[Web page and app entries]
»»
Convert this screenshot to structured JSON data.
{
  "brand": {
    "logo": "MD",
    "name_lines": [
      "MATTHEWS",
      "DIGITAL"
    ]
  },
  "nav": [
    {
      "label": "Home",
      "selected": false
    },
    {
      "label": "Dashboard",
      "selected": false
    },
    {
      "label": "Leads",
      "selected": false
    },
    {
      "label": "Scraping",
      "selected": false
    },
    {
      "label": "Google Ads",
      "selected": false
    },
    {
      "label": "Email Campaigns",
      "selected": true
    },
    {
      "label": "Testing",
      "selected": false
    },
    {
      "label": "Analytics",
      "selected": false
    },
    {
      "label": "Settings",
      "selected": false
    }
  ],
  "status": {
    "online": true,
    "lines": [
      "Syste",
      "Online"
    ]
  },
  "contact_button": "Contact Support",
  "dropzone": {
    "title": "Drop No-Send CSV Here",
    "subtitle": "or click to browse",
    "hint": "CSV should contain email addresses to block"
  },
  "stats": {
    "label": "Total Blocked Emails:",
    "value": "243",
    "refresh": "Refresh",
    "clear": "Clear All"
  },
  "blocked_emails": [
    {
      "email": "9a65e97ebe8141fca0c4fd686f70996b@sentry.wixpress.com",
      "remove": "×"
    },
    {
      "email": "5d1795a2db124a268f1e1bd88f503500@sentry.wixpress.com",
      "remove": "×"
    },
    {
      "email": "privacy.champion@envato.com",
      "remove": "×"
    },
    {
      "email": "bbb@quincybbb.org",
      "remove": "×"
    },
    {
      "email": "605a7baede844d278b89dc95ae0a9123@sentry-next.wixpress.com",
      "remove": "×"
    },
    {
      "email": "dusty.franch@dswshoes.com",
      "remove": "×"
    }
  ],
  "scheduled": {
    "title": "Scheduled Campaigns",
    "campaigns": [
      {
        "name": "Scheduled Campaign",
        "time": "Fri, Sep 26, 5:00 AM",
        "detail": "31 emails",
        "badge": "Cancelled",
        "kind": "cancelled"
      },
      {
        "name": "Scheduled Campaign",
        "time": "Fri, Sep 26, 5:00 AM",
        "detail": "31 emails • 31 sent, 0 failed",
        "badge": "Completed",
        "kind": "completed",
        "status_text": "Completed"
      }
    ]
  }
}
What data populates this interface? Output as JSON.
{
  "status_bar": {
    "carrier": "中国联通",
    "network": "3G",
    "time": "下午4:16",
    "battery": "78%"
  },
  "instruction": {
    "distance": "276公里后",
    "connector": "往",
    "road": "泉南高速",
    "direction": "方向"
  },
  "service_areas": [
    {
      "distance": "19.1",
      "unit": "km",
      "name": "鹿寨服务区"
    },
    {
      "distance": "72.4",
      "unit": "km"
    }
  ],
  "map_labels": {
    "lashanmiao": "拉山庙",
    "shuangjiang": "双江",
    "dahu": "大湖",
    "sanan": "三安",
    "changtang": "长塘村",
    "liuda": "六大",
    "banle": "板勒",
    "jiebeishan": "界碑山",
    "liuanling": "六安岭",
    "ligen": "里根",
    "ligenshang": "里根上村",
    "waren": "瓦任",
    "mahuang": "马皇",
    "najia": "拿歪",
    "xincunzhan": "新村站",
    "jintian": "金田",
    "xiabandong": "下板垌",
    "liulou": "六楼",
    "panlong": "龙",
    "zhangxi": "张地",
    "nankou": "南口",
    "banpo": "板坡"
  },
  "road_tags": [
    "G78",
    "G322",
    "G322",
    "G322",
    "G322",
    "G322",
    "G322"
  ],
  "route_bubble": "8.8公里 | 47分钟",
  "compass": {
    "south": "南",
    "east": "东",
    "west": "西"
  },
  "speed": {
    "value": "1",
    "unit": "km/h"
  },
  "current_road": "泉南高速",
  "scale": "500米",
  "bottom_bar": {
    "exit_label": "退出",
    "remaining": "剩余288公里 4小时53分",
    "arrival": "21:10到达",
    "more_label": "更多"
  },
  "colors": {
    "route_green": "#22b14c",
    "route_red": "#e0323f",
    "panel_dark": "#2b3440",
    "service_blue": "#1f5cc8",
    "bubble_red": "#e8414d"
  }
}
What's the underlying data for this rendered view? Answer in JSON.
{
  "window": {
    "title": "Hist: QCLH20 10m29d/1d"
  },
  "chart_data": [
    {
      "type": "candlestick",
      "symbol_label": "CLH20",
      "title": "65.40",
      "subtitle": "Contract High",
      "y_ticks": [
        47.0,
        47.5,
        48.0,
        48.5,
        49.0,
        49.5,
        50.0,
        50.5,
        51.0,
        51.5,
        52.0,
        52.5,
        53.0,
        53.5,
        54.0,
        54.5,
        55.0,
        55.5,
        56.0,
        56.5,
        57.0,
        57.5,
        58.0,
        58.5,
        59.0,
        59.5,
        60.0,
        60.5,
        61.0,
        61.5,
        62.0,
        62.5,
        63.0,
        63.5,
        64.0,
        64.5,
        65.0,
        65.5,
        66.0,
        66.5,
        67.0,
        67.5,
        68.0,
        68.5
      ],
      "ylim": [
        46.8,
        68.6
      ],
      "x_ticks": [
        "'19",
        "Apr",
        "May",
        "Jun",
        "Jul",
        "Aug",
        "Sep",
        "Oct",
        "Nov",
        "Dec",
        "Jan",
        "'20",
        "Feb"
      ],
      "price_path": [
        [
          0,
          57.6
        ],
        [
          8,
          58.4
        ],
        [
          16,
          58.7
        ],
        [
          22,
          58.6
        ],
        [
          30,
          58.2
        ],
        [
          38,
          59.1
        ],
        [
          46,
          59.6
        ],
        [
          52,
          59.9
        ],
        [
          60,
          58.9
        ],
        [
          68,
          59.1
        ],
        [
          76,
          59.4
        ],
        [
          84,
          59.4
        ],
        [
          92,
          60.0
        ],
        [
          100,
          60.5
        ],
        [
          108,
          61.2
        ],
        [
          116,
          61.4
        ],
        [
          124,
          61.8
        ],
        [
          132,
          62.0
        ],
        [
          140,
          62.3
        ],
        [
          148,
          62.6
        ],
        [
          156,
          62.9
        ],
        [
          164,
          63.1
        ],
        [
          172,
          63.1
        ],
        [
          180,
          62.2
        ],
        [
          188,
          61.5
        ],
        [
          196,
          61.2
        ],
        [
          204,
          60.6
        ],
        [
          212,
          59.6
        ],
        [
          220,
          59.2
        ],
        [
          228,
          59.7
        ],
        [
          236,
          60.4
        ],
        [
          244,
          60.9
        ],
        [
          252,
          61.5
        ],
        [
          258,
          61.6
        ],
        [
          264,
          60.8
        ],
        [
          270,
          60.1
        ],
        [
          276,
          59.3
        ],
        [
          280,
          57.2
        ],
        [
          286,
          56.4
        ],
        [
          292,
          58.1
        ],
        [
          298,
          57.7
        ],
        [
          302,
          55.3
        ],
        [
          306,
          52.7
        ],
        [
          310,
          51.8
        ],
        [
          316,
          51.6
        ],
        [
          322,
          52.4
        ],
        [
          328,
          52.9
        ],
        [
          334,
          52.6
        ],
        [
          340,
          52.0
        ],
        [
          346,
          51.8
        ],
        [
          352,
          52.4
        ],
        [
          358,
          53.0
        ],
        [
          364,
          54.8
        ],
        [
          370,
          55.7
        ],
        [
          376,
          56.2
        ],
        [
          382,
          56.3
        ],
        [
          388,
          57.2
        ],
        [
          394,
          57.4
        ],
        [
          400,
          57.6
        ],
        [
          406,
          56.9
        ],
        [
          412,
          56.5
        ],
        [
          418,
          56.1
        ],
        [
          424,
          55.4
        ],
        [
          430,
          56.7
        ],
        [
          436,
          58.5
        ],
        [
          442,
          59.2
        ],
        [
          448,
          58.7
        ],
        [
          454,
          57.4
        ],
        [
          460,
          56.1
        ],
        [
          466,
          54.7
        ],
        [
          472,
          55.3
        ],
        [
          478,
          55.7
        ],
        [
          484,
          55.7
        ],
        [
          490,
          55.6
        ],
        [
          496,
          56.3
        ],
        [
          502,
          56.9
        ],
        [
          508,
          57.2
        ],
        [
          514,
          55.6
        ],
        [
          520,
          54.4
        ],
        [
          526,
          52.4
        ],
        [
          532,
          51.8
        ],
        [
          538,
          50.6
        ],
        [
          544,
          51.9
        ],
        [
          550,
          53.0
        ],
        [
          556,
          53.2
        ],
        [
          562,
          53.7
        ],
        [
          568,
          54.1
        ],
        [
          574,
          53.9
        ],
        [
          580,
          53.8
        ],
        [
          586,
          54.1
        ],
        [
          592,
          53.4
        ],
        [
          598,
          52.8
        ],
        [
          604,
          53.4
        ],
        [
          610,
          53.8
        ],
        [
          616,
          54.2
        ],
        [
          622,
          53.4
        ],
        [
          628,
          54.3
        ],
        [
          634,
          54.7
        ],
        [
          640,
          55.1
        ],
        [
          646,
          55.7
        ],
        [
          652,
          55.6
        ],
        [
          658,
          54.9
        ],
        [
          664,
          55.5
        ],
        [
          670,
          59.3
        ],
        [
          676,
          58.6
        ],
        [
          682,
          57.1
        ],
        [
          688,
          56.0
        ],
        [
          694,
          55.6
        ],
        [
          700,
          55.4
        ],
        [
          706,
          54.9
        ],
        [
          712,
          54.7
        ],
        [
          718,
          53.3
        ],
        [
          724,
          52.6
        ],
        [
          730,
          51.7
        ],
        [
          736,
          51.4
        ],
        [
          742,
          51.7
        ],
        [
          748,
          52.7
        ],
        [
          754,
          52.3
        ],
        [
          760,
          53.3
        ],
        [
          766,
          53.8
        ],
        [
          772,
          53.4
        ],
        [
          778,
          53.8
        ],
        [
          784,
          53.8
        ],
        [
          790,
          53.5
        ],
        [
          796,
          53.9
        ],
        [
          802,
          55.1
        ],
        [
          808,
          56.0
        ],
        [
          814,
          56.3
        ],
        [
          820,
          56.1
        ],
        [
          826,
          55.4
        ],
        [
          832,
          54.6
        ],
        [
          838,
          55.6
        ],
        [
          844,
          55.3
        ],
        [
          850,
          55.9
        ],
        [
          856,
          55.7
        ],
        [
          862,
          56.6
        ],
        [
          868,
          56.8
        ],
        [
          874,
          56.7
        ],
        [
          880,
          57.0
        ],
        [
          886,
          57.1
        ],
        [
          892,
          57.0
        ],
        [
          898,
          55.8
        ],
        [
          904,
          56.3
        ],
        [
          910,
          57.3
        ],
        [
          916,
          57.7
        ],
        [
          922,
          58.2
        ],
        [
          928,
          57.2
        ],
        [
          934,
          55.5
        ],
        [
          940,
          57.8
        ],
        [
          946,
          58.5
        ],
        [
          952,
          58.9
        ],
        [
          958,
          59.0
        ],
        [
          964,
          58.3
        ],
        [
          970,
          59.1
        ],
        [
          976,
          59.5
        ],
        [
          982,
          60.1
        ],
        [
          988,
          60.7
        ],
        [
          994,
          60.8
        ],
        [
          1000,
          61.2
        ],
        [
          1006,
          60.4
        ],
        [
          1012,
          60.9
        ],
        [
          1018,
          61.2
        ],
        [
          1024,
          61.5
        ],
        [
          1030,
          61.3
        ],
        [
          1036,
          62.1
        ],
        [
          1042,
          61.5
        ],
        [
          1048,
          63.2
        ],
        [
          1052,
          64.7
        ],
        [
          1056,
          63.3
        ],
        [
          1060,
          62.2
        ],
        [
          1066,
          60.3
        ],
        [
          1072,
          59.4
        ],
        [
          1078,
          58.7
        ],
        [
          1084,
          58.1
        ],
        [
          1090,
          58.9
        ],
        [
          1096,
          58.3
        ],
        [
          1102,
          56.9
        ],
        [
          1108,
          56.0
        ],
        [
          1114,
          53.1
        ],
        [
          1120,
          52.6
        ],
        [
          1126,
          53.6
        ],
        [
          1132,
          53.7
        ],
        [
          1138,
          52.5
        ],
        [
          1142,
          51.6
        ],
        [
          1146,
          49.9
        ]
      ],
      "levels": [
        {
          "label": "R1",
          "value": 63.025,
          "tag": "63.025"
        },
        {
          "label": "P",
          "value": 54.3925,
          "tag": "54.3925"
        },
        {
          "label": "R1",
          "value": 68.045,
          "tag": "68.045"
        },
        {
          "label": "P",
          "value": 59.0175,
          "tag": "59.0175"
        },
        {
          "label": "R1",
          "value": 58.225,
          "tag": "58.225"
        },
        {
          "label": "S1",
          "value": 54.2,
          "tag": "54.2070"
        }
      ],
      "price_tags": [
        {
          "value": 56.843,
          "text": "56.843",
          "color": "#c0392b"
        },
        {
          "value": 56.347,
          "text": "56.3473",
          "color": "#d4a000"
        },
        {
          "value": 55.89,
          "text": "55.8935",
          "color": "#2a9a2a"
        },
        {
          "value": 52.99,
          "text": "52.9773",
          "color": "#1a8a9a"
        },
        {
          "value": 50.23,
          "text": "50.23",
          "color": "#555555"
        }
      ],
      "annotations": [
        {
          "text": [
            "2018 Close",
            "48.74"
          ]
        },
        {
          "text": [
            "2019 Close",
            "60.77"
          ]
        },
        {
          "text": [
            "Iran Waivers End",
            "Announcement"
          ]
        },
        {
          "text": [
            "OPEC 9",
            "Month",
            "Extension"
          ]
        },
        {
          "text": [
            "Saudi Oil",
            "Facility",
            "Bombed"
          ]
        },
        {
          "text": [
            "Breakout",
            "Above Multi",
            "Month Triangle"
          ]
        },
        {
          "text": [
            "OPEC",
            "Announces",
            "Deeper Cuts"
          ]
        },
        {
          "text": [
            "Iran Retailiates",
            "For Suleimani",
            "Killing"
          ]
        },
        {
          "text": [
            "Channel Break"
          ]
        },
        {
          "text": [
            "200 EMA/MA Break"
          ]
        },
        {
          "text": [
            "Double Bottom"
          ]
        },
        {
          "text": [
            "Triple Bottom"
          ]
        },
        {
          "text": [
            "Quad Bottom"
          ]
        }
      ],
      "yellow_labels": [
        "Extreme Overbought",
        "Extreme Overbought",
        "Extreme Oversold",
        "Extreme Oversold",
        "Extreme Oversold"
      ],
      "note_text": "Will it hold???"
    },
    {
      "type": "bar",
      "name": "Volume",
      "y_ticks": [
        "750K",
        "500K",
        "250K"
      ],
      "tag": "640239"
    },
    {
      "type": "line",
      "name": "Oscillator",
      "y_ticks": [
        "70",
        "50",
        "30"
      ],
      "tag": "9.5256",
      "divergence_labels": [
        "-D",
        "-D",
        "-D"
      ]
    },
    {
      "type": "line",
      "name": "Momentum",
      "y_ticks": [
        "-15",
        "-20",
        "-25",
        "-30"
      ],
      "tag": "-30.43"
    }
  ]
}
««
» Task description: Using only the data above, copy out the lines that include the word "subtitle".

» Output:
    "subtitle": "or click to browse",
      "subtitle": "Contract High",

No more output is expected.